> Provided data:
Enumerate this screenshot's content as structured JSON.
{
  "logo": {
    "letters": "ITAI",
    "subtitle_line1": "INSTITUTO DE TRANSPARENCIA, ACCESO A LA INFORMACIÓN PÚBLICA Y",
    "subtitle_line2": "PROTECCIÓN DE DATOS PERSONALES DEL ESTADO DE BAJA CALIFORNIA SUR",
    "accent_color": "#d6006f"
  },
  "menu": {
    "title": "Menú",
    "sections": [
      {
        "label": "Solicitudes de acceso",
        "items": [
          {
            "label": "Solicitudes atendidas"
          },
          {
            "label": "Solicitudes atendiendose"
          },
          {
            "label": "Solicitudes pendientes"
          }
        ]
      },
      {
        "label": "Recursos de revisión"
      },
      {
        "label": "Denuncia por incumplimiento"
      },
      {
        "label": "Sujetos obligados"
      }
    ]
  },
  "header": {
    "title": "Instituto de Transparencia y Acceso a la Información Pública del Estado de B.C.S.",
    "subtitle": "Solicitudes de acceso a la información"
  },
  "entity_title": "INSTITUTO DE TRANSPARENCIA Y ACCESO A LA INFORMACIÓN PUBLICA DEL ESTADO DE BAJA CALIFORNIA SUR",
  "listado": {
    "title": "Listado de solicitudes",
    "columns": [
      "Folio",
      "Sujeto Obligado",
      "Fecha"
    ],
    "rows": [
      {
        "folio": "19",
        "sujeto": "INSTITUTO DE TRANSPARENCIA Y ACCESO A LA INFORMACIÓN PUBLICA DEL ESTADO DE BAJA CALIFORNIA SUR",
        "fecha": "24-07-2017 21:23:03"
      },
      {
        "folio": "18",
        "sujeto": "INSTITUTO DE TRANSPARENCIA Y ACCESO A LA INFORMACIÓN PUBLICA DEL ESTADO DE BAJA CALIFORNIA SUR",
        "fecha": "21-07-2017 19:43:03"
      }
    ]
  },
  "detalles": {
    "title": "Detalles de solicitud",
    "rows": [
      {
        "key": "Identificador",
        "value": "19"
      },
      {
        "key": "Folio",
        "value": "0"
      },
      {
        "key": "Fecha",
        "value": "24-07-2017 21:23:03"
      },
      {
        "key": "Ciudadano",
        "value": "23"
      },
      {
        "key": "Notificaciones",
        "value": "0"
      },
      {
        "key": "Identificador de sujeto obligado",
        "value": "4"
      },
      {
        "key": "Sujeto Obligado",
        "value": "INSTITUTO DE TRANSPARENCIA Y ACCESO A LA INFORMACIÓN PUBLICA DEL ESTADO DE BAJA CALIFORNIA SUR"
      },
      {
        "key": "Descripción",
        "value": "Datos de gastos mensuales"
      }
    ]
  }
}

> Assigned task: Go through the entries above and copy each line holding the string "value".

> Exercise result:
        "value": "19"
        "value": "0"
        "value": "24-07-2017 21:23:03"
        "value": "23"
        "value": "0"
        "value": "4"
        "value": "INSTITUTO DE TRANSPARENCIA Y ACCESO A LA INFORMACIÓN PUBLICA DEL ESTADO DE BAJA CALIFORNIA SUR"
        "value": "Datos de gastos mensuales"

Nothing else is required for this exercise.